» **INSTRUCTIONS TO FOLLOW**: Search the data for the string "bóng" and copy each line in which it appears.
☆ ☆ ☆ ☆ ☆
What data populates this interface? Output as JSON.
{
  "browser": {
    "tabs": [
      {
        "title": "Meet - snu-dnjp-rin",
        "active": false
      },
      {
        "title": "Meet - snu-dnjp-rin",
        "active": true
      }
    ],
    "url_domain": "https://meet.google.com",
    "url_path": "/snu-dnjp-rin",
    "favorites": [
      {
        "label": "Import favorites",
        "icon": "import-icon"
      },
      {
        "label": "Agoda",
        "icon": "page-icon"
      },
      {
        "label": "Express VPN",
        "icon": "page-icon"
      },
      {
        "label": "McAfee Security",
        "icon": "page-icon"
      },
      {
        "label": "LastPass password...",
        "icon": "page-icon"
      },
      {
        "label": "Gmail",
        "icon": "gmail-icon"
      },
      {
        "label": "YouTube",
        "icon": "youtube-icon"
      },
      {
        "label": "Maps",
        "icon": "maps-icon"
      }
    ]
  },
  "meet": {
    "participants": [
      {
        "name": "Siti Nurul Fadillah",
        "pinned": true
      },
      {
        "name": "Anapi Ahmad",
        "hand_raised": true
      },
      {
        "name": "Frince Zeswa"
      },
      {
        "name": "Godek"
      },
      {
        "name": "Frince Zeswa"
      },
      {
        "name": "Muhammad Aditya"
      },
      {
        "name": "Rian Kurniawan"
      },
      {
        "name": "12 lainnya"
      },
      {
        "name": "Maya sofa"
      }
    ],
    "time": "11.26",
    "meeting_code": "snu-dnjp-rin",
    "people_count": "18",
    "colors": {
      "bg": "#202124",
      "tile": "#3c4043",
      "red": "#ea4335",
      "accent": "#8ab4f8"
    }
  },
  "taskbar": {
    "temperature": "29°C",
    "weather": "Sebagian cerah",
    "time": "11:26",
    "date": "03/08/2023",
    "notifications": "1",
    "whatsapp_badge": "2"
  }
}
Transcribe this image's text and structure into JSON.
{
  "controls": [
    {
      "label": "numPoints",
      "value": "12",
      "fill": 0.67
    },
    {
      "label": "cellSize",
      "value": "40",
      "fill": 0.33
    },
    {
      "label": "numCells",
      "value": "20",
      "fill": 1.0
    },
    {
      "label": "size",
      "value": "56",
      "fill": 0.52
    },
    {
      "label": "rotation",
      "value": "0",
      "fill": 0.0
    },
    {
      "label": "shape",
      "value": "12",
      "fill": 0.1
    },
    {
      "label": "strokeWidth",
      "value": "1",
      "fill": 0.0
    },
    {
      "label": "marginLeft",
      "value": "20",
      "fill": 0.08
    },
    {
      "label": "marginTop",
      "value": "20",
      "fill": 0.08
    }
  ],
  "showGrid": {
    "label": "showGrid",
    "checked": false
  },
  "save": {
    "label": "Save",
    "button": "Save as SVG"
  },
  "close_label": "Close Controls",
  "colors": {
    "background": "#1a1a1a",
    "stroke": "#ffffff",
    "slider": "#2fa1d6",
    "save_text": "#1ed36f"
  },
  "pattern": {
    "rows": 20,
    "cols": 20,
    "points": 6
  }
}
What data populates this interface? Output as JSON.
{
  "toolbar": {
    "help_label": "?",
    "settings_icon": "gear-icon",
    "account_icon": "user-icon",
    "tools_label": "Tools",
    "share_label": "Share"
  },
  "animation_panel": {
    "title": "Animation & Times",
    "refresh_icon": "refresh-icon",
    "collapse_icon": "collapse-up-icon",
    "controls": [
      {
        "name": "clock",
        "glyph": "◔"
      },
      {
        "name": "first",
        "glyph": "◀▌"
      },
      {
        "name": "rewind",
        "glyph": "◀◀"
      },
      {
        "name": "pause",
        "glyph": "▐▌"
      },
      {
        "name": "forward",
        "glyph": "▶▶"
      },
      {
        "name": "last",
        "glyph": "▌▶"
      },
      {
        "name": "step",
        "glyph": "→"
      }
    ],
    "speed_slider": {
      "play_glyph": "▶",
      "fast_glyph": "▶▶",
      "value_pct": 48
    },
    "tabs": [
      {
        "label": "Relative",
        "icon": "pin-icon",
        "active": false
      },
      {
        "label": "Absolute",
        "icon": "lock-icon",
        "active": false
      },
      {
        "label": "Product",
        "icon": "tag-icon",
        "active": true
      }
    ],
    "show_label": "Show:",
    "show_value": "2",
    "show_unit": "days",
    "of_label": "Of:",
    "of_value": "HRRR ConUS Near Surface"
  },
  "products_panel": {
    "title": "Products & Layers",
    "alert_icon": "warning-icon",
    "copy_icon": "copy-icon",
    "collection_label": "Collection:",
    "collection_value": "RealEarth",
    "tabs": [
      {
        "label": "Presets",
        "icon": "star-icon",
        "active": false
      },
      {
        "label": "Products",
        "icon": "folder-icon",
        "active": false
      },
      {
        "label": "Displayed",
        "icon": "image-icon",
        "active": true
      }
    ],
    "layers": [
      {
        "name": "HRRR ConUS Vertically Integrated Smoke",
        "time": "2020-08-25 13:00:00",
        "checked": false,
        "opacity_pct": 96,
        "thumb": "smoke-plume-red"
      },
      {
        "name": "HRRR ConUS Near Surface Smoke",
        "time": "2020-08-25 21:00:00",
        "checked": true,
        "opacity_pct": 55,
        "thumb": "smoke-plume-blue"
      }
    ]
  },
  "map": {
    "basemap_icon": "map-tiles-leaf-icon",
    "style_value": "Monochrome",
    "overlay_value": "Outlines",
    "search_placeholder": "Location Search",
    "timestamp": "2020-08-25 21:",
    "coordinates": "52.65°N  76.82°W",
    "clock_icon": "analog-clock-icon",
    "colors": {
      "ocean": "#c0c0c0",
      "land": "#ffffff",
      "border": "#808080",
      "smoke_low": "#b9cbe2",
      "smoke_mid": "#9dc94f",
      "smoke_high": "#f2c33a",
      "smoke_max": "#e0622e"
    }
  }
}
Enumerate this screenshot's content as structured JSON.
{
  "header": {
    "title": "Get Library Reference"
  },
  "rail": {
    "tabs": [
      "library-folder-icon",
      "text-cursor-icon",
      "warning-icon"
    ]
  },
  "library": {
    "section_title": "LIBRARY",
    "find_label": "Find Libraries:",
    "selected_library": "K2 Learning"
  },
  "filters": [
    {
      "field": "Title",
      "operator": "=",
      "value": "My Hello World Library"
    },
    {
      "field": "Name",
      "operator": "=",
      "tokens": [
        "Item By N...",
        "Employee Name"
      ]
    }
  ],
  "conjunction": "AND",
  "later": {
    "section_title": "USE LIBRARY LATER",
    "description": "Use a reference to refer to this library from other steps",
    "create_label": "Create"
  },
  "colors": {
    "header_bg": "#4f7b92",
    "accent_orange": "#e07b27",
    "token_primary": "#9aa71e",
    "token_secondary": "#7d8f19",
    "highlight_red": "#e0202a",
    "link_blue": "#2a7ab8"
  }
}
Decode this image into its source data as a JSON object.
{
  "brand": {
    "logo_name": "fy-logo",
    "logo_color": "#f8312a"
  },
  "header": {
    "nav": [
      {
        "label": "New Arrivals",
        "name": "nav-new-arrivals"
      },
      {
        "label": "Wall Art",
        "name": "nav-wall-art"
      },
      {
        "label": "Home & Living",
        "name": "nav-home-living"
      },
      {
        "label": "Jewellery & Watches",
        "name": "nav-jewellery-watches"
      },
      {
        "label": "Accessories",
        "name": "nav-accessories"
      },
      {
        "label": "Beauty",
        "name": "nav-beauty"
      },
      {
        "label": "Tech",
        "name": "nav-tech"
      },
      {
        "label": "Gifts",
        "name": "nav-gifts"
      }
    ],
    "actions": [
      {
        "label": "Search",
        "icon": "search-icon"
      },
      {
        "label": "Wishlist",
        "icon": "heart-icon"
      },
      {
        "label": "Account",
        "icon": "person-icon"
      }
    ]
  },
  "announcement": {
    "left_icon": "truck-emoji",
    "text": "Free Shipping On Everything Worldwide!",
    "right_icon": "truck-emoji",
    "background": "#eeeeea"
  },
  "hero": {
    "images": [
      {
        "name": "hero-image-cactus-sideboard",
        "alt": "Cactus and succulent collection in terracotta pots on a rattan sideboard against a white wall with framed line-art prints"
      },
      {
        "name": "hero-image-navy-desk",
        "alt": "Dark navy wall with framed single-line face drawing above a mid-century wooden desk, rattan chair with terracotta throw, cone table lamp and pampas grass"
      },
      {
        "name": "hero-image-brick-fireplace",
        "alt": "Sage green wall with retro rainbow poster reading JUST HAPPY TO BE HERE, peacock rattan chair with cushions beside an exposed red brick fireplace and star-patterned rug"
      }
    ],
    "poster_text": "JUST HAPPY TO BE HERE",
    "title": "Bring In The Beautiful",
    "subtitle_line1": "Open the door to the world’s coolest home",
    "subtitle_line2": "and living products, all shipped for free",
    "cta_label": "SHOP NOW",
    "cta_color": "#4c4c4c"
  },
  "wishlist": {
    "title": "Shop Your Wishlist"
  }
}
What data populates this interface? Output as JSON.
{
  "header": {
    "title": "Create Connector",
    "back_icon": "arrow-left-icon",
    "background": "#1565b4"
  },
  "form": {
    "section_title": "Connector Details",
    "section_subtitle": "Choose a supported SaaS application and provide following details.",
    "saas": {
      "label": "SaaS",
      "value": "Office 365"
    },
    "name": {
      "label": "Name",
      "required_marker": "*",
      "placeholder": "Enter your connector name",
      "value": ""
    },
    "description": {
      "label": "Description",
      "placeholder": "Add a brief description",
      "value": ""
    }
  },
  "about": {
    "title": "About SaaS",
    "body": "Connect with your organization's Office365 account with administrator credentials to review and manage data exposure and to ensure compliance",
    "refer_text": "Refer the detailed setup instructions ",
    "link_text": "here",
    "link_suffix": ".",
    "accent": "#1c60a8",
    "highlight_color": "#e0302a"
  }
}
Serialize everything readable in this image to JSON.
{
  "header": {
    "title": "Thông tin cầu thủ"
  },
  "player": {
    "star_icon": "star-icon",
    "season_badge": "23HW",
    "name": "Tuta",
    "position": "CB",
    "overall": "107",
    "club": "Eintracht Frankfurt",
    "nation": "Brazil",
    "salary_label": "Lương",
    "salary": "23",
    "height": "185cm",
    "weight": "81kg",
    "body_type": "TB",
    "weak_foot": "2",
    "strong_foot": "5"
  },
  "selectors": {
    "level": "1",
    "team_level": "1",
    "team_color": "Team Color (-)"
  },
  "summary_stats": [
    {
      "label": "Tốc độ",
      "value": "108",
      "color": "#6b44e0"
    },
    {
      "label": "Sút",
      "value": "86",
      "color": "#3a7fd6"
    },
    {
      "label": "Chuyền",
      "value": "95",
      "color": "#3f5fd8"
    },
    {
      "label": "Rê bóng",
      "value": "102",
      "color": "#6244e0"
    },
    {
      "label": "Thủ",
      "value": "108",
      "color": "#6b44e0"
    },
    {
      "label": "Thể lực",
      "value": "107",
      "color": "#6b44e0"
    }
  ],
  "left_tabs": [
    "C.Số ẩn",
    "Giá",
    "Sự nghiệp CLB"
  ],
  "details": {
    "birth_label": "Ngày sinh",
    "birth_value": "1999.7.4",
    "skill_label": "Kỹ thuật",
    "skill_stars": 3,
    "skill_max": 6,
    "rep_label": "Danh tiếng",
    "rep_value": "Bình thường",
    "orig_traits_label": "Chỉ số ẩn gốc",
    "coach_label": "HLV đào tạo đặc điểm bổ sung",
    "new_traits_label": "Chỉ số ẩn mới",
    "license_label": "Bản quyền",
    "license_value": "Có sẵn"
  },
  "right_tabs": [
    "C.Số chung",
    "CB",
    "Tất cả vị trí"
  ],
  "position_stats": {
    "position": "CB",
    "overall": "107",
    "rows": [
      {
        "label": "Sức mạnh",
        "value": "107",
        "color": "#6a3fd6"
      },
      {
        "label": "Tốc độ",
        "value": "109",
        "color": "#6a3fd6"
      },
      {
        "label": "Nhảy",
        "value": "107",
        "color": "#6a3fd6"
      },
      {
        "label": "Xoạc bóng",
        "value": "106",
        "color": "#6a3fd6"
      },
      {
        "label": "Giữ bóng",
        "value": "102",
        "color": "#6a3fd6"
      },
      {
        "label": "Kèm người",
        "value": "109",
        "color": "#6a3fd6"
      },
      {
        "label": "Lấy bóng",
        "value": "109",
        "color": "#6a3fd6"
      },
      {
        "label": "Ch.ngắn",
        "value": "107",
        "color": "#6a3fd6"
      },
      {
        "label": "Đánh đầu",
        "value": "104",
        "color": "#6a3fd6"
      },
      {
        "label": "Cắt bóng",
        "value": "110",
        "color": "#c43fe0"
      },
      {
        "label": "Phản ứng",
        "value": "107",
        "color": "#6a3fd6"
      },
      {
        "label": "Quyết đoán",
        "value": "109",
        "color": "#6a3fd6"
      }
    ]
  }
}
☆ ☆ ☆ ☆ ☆
» **FINISHED EXERCISE**:
      "label": "Rê bóng",
        "label": "Xoạc bóng",
        "label": "Giữ bóng",
        "label": "Lấy bóng",
        "label": "Cắt bóng",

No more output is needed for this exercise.